■ WHAT TO PRODUCE: Copy the records below in full and leave every image out of the copy.

■ INFORMATION GIVEN:
Segment Open
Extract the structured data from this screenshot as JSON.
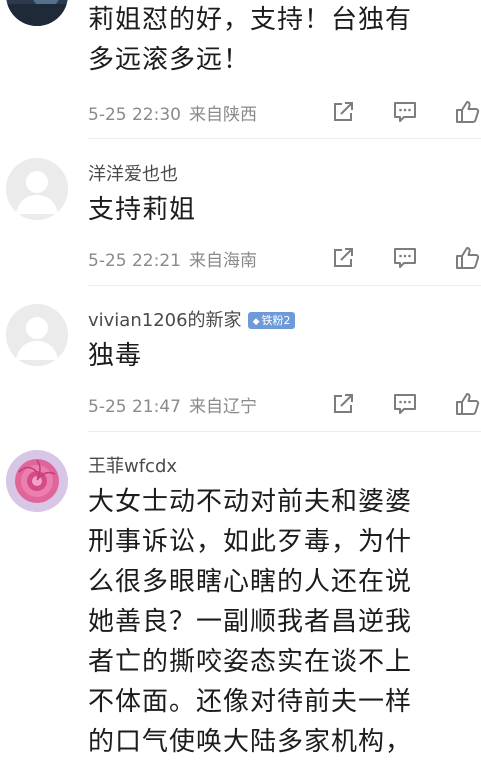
{
  "comments": [
    {
      "username": "",
      "text_lines": [
        "莉姐怼的好，支持！台独有",
        "多远滚多远！"
      ],
      "date": "5-25 22:30",
      "location": "来自陕西",
      "avatar": "dark-photo-avatar"
    },
    {
      "username": "洋洋爱也也",
      "text_lines": [
        "支持莉姐"
      ],
      "date": "5-25 22:21",
      "location": "来自海南",
      "avatar": "default-user-avatar"
    },
    {
      "username": "vivian1206的新家",
      "badge": "铁粉2",
      "text_lines": [
        "独毒"
      ],
      "date": "5-25 21:47",
      "location": "来自辽宁",
      "avatar": "default-user-avatar"
    },
    {
      "username": "王菲wfcdx",
      "text_lines": [
        "大女士动不动对前夫和婆婆",
        "刑事诉讼，如此歹毒，为什",
        "么很多眼瞎心瞎的人还在说",
        "她善良？一副顺我者昌逆我",
        "者亡的撕咬姿态实在谈不上",
        "不体面。还像对待前夫一样",
        "的口气使唤大陆多家机构，"
      ],
      "avatar": "pink-flower-avatar"
    }
  ],
  "icons": {
    "share": "share-icon",
    "reply": "comment-icon",
    "like": "thumbs-up-icon"
  },
  "colors": {
    "meta_text": "#8a8a8a",
    "badge": "#6f9ad8",
    "icon_stroke": "#7d7d7d"
  }
}
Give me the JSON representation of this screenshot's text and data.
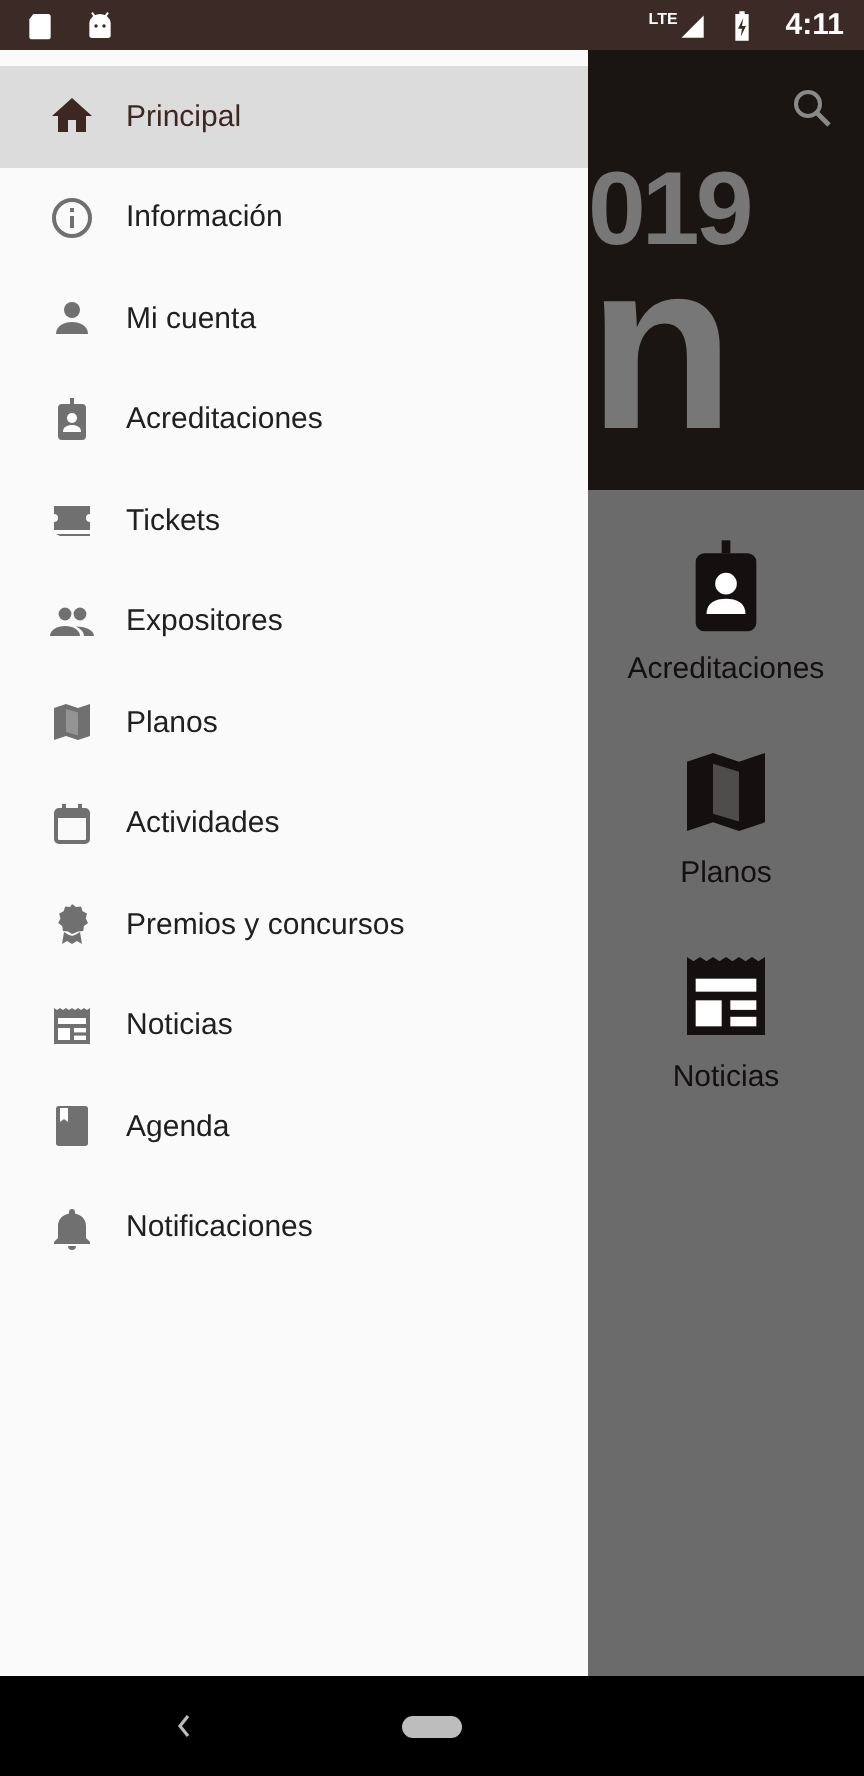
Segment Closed
■ EXPECTED ANSWER:
Extract the structured data from this screenshot as JSON.
{
  "comments": [
    {
      "username": "",
      "text_lines": [
        "莉姐怼的好，支持！台独有",
        "多远滚多远！"
      ],
      "date": "5-25 22:30",
      "location": "来自陕西",
      "avatar": "dark-photo-avatar"
    },
    {
      "username": "洋洋爱也也",
      "text_lines": [
        "支持莉姐"
      ],
      "date": "5-25 22:21",
      "location": "来自海南",
      "avatar": "default-user-avatar"
    },
    {
      "username": "vivian1206的新家",
      "badge": "铁粉2",
      "text_lines": [
        "独毒"
      ],
      "date": "5-25 21:47",
      "location": "来自辽宁",
      "avatar": "default-user-avatar"
    },
    {
      "username": "王菲wfcdx",
      "text_lines": [
        "大女士动不动对前夫和婆婆",
        "刑事诉讼，如此歹毒，为什",
        "么很多眼瞎心瞎的人还在说",
        "她善良？一副顺我者昌逆我",
        "者亡的撕咬姿态实在谈不上",
        "不体面。还像对待前夫一样",
        "的口气使唤大陆多家机构，"
      ],
      "avatar": "pink-flower-avatar"
    }
  ],
  "icons": {
    "share": "share-icon",
    "reply": "comment-icon",
    "like": "thumbs-up-icon"
  },
  "colors": {
    "meta_text": "#8a8a8a",
    "badge": "#6f9ad8",
    "icon_stroke": "#7d7d7d"
  }
}
Give me the JSON representation of this screenshot's text and data.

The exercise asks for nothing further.